Excerpts from an interface dataset
-- Opening Marker --

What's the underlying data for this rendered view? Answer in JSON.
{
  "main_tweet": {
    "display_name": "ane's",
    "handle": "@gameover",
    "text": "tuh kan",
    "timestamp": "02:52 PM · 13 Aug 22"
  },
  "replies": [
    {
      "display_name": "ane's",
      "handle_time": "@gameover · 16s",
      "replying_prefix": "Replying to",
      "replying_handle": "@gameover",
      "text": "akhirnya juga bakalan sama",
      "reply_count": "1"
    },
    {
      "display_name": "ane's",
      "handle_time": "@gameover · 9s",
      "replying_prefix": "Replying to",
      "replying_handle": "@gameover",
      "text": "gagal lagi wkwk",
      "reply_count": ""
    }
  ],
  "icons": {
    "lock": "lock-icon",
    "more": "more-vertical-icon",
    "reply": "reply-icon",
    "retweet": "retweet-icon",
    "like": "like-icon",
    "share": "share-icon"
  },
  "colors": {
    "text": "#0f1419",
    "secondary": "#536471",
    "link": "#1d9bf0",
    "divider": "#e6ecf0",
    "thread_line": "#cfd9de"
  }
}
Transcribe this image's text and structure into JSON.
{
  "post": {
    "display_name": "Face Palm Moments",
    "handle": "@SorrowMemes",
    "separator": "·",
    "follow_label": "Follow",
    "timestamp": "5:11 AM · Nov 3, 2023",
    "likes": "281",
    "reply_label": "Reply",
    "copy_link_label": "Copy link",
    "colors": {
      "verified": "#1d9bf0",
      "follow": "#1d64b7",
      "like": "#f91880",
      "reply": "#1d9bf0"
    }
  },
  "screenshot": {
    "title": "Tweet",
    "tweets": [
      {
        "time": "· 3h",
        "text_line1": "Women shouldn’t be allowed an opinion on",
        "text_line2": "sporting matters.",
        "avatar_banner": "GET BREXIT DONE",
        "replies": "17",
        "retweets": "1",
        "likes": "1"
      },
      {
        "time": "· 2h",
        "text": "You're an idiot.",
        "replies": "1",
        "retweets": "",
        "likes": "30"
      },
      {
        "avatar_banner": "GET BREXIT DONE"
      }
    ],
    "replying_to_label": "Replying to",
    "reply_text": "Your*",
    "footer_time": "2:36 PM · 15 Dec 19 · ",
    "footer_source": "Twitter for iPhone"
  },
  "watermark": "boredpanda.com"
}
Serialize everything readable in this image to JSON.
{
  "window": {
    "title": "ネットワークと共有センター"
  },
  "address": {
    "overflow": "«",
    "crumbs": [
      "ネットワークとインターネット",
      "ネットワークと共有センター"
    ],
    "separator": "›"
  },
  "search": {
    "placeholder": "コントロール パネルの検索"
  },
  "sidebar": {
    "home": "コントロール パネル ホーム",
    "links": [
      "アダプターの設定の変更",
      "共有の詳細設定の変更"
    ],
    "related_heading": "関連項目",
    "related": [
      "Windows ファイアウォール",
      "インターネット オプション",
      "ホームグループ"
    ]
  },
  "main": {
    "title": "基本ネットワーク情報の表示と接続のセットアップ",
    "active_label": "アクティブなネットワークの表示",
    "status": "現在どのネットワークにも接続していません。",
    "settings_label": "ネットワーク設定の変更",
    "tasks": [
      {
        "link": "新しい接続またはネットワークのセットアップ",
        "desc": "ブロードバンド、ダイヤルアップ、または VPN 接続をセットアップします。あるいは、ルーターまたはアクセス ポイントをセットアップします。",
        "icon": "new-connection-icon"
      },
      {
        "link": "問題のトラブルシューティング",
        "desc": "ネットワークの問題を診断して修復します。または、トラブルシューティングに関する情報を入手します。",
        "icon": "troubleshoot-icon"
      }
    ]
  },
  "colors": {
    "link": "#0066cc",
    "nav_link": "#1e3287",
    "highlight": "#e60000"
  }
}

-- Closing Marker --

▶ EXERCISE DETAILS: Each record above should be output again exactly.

▶ SOLUTION TO THE EXERCISE:
What's the underlying data for this rendered view? Answer in JSON.
{
  "main_tweet": {
    "display_name": "ane's",
    "handle": "@gameover",
    "text": "tuh kan",
    "timestamp": "02:52 PM · 13 Aug 22"
  },
  "replies": [
    {
      "display_name": "ane's",
      "handle_time": "@gameover · 16s",
      "replying_prefix": "Replying to",
      "replying_handle": "@gameover",
      "text": "akhirnya juga bakalan sama",
      "reply_count": "1"
    },
    {
      "display_name": "ane's",
      "handle_time": "@gameover · 9s",
      "replying_prefix": "Replying to",
      "replying_handle": "@gameover",
      "text": "gagal lagi wkwk",
      "reply_count": ""
    }
  ],
  "icons": {
    "lock": "lock-icon",
    "more": "more-vertical-icon",
    "reply": "reply-icon",
    "retweet": "retweet-icon",
    "like": "like-icon",
    "share": "share-icon"
  },
  "colors": {
    "text": "#0f1419",
    "secondary": "#536471",
    "link": "#1d9bf0",
    "divider": "#e6ecf0",
    "thread_line": "#cfd9de"
  }
}
Transcribe this image's text and structure into JSON.
{
  "post": {
    "display_name": "Face Palm Moments",
    "handle": "@SorrowMemes",
    "separator": "·",
    "follow_label": "Follow",
    "timestamp": "5:11 AM · Nov 3, 2023",
    "likes": "281",
    "reply_label": "Reply",
    "copy_link_label": "Copy link",
    "colors": {
      "verified": "#1d9bf0",
      "follow": "#1d64b7",
      "like": "#f91880",
      "reply": "#1d9bf0"
    }
  },
  "screenshot": {
    "title": "Tweet",
    "tweets": [
      {
        "time": "· 3h",
        "text_line1": "Women shouldn’t be allowed an opinion on",
        "text_line2": "sporting matters.",
        "avatar_banner": "GET BREXIT DONE",
        "replies": "17",
        "retweets": "1",
        "likes": "1"
      },
      {
        "time": "· 2h",
        "text": "You're an idiot.",
        "replies": "1",
        "retweets": "",
        "likes": "30"
      },
      {
        "avatar_banner": "GET BREXIT DONE"
      }
    ],
    "replying_to_label": "Replying to",
    "reply_text": "Your*",
    "footer_time": "2:36 PM · 15 Dec 19 · ",
    "footer_source": "Twitter for iPhone"
  },
  "watermark": "boredpanda.com"
}
Serialize everything readable in this image to JSON.
{
  "window": {
    "title": "ネットワークと共有センター"
  },
  "address": {
    "overflow": "«",
    "crumbs": [
      "ネットワークとインターネット",
      "ネットワークと共有センター"
    ],
    "separator": "›"
  },
  "search": {
    "placeholder": "コントロール パネルの検索"
  },
  "sidebar": {
    "home": "コントロール パネル ホーム",
    "links": [
      "アダプターの設定の変更",
      "共有の詳細設定の変更"
    ],
    "related_heading": "関連項目",
    "related": [
      "Windows ファイアウォール",
      "インターネット オプション",
      "ホームグループ"
    ]
  },
  "main": {
    "title": "基本ネットワーク情報の表示と接続のセットアップ",
    "active_label": "アクティブなネットワークの表示",
    "status": "現在どのネットワークにも接続していません。",
    "settings_label": "ネットワーク設定の変更",
    "tasks": [
      {
        "link": "新しい接続またはネットワークのセットアップ",
        "desc": "ブロードバンド、ダイヤルアップ、または VPN 接続をセットアップします。あるいは、ルーターまたはアクセス ポイントをセットアップします。",
        "icon": "new-connection-icon"
      },
      {
        "link": "問題のトラブルシューティング",
        "desc": "ネットワークの問題を診断して修復します。または、トラブルシューティングに関する情報を入手します。",
        "icon": "troubleshoot-icon"
      }
    ]
  },
  "colors": {
    "link": "#0066cc",
    "nav_link": "#1e3287",
    "highlight": "#e60000"
  }
}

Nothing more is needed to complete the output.